Citing the Singapore University of Technology and Design, which emphasises interdisciplinary learning, he said: "This is itself going to become a deep expertise, to be able to learn a few things, draw connections and synergies, and then produce something."
Asked about best practices that Singapore is drawing from, he said the Government picks features from different countries and develops its own system, instead of learning wholesale from one country.
He listed Denmark, Switzerland and Australia as "systems that influenced us deeply".
Denmark's "flexicurity" model allows employers the flexibility to reconfigure the workforce, while providing a system of income security.
Mr Ong said this model is one where "training is not just for training", but also has to lead to outcomes like job placements.
Meanwhile, the Swiss have the ability to bring "prestige and acceptance and celebration" into vocational training.
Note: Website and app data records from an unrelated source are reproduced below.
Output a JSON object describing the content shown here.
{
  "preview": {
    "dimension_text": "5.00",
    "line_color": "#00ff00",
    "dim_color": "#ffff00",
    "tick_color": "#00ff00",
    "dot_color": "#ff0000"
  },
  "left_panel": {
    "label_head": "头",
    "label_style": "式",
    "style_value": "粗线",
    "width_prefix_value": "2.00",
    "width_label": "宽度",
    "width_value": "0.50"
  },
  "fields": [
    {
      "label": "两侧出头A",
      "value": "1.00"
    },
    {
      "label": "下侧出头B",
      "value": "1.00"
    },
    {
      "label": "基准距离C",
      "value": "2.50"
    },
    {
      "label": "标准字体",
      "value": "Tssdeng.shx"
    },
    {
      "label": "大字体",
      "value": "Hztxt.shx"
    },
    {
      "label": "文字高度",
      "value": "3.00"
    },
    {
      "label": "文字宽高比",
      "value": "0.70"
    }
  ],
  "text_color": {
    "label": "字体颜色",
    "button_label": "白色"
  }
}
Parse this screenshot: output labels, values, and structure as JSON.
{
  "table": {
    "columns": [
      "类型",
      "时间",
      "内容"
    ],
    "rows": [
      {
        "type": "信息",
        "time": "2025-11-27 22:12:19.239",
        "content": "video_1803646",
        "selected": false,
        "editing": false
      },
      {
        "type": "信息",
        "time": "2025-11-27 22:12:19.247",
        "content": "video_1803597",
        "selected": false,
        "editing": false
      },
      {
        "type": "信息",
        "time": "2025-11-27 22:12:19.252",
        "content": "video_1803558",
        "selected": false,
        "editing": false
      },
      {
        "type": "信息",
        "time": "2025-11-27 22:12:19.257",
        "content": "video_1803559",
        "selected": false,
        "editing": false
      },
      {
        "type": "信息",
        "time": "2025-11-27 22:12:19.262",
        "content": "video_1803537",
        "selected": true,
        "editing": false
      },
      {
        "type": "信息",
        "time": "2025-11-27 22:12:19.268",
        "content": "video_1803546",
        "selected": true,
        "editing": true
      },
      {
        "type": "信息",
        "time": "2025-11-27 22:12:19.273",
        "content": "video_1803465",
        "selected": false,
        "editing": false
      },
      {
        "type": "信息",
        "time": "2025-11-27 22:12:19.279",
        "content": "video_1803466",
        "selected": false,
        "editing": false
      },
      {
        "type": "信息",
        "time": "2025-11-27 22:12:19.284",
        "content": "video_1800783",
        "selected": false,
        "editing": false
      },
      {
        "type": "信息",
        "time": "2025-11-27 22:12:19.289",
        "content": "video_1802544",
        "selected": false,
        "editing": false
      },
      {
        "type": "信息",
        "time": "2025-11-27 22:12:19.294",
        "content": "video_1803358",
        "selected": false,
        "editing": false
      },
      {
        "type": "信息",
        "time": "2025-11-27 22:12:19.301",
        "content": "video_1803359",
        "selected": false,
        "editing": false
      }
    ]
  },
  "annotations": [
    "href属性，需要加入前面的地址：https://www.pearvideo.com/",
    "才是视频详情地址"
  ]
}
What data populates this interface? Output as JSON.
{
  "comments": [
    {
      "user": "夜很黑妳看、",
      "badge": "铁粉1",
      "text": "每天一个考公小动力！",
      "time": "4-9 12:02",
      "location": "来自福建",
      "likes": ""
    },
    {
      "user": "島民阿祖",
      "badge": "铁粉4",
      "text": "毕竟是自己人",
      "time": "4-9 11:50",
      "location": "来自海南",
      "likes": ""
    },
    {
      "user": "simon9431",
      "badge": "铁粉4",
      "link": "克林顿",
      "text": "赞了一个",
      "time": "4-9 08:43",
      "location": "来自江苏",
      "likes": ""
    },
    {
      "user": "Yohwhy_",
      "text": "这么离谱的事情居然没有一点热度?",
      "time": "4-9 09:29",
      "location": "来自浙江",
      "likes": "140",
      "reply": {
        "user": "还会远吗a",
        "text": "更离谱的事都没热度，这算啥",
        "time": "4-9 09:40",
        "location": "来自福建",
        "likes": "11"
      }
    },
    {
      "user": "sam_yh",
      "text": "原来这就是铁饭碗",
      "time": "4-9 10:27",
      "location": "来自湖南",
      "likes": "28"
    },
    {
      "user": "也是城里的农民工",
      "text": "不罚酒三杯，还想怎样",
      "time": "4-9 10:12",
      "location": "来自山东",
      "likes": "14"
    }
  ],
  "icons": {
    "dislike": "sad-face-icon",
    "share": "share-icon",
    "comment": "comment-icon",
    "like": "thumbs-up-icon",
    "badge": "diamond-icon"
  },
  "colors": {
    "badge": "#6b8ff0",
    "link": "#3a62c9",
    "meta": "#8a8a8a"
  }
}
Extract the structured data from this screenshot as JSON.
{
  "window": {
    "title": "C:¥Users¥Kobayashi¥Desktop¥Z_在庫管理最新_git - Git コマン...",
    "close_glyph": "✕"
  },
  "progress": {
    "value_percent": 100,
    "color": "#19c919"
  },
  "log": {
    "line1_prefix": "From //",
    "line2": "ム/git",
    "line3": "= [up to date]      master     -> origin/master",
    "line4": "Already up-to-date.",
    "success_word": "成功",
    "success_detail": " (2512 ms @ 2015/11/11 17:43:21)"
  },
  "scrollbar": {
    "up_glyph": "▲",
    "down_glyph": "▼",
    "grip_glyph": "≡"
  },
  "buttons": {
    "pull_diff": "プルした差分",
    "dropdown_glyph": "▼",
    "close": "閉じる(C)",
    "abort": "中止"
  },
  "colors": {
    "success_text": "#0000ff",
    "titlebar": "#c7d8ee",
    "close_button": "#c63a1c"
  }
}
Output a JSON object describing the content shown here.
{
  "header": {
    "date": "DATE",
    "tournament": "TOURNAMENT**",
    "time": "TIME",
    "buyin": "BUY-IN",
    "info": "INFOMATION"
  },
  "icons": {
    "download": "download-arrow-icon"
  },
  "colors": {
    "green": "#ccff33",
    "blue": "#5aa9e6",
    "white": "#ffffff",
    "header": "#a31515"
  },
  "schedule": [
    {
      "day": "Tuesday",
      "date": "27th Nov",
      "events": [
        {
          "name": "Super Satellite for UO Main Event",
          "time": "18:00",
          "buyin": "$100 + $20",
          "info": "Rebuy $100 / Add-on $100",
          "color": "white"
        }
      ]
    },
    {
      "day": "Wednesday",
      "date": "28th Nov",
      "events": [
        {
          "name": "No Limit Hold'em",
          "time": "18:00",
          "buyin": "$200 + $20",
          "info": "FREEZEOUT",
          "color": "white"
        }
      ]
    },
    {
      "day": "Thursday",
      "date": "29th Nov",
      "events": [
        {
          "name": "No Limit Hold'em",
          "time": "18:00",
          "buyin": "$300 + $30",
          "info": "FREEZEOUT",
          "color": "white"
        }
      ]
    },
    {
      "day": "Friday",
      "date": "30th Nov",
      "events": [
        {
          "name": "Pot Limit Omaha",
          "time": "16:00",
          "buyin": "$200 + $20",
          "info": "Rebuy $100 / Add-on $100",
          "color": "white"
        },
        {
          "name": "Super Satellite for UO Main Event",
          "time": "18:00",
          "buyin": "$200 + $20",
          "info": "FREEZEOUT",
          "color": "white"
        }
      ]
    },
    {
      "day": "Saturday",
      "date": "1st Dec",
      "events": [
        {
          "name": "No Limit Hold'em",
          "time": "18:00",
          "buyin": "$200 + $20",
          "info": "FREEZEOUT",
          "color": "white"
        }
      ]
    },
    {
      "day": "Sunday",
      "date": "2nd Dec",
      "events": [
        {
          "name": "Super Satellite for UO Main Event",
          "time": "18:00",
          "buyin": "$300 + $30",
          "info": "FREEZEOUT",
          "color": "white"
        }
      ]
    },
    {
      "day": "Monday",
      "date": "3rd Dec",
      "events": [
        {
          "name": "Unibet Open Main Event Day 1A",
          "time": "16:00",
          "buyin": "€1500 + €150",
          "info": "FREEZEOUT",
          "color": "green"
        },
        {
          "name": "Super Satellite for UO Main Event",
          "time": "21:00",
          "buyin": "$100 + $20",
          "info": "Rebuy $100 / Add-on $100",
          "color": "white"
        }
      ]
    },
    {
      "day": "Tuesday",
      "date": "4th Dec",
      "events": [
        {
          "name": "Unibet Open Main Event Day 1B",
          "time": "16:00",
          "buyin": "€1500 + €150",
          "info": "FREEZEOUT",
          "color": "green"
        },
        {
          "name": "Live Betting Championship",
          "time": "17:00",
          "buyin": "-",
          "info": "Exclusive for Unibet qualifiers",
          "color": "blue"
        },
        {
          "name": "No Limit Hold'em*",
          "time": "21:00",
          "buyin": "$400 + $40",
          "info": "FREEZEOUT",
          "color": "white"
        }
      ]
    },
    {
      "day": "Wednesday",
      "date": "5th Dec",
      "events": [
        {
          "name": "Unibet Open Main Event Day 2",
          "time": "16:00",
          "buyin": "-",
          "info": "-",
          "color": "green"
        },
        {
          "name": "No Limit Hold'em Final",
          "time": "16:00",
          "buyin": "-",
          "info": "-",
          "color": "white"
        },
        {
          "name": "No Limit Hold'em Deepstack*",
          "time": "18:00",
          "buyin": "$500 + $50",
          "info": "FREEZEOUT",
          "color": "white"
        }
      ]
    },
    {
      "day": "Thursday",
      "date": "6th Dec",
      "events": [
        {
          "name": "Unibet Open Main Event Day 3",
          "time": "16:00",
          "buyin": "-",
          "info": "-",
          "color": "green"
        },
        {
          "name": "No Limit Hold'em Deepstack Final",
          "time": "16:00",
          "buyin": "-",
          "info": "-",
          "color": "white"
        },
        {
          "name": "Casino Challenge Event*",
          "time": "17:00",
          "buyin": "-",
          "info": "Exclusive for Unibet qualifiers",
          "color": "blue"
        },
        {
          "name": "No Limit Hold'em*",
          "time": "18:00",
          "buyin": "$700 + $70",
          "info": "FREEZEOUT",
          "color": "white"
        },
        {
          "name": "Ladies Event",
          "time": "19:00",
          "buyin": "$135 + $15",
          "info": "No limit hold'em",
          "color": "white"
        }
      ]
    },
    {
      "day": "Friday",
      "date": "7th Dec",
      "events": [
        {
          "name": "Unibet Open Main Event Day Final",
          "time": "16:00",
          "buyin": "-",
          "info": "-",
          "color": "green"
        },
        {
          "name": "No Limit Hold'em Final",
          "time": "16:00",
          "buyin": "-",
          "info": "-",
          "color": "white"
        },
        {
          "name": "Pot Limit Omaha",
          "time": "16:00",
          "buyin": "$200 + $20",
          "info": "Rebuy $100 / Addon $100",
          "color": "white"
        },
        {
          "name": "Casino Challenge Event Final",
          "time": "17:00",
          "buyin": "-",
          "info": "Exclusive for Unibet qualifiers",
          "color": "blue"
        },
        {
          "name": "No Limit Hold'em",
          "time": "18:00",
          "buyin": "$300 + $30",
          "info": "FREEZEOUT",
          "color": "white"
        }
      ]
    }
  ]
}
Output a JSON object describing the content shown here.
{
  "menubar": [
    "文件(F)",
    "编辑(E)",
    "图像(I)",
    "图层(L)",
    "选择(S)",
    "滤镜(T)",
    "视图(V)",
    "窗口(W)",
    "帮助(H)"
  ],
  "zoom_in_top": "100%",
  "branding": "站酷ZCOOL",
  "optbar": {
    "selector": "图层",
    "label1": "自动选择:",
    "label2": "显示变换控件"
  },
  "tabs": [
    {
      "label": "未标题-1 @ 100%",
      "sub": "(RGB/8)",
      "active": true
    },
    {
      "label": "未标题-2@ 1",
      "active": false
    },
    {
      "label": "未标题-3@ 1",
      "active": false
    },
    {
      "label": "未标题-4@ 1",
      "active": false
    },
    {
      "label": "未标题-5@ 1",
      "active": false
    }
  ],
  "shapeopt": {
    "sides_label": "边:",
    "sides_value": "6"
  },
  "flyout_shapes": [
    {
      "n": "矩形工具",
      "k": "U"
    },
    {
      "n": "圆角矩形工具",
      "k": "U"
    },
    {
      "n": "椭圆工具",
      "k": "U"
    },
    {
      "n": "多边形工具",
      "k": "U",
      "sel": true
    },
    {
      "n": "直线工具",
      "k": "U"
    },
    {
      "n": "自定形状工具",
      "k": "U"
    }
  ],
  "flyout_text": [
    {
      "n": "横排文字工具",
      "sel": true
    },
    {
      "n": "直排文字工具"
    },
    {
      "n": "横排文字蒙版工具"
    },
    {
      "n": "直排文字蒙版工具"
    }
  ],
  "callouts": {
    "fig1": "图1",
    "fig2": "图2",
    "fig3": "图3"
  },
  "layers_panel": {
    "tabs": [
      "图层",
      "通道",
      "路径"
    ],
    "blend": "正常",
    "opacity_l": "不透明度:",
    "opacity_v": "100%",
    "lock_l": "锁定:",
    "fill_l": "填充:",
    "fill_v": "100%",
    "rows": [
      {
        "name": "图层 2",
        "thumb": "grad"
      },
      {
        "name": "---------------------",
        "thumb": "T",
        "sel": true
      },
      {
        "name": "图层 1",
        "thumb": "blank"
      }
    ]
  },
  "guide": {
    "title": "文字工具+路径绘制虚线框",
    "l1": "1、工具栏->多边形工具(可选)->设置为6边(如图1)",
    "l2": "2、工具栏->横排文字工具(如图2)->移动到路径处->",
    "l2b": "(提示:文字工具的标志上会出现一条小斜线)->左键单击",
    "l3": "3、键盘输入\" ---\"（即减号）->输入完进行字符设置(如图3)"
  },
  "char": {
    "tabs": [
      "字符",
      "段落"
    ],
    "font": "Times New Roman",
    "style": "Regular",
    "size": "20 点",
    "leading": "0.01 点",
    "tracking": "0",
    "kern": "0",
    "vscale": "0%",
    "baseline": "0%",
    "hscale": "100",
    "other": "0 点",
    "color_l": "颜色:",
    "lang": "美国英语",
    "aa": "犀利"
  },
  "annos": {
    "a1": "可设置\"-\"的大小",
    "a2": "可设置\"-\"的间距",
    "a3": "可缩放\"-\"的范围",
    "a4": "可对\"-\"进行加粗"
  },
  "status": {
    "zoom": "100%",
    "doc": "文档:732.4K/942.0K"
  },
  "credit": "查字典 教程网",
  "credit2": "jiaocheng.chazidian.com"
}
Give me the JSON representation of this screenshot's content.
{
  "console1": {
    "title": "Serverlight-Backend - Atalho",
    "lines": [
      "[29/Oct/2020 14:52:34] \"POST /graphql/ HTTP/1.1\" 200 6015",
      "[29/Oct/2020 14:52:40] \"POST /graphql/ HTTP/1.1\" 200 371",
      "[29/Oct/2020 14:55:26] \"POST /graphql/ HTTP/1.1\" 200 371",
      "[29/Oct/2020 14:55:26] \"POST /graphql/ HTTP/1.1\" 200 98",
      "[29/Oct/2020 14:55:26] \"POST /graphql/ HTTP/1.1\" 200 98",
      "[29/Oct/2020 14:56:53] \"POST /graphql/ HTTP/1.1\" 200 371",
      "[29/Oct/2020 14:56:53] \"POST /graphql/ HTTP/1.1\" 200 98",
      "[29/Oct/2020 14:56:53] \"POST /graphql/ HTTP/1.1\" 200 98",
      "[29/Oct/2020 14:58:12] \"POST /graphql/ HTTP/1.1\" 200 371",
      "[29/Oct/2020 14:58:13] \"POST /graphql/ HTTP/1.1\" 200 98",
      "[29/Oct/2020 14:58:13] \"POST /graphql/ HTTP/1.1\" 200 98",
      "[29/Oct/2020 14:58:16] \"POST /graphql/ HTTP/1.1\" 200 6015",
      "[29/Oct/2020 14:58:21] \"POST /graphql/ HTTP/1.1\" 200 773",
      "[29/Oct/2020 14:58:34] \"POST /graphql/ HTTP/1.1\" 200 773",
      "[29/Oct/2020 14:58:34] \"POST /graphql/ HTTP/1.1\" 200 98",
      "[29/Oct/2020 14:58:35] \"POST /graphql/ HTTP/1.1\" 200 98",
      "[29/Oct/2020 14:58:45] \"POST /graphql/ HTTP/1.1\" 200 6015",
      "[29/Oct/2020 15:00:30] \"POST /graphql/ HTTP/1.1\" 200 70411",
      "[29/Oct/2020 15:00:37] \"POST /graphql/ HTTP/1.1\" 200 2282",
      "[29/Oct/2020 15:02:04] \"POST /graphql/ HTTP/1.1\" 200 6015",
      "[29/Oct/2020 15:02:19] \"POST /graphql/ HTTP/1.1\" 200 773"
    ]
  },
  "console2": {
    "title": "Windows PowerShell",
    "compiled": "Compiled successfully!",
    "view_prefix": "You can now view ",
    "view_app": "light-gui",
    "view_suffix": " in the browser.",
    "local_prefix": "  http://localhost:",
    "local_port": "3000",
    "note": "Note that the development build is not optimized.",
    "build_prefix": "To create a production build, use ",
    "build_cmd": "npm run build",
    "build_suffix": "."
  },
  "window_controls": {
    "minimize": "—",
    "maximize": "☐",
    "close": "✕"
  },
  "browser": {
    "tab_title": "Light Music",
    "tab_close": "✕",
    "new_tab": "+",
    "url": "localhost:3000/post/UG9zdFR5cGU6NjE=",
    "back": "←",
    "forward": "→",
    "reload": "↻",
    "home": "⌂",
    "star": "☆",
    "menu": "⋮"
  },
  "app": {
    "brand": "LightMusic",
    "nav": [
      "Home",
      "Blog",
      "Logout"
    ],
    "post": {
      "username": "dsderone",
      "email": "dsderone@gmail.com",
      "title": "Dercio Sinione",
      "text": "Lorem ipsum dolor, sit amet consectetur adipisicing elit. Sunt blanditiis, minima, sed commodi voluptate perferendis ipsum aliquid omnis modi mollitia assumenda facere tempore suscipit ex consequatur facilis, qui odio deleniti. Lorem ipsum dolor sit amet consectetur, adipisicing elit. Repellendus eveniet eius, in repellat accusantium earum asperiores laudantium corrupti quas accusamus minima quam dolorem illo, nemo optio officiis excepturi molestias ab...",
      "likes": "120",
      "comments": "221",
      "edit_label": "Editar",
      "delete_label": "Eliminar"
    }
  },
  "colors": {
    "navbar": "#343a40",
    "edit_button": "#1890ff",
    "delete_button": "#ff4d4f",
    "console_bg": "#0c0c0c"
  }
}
The SkillsFuture movement draws a lot of inspiration from them, he added.
Singapore developed the Workforce Skills Qualifications, or a common qualifications framework, through learning from Australia.
As for the future of work in Singapore decades down the road, Mr Ong said it would "depend on our economic future".
He noted how Singapore had a strong foreign direct investment (FDI) strategy to "leapfrog the region". Today, Singapore should tap the vibrant opportunities and dynamism of the region, he said.
"It's no longer about attracting FDI - which continues to be very important - but also to be able to position Singapore as a platform to engage the region, which means our people need to get out of Singapore. Be enterprising and venture out... If we succeed, then you will find more jobs that are exciting and different from today."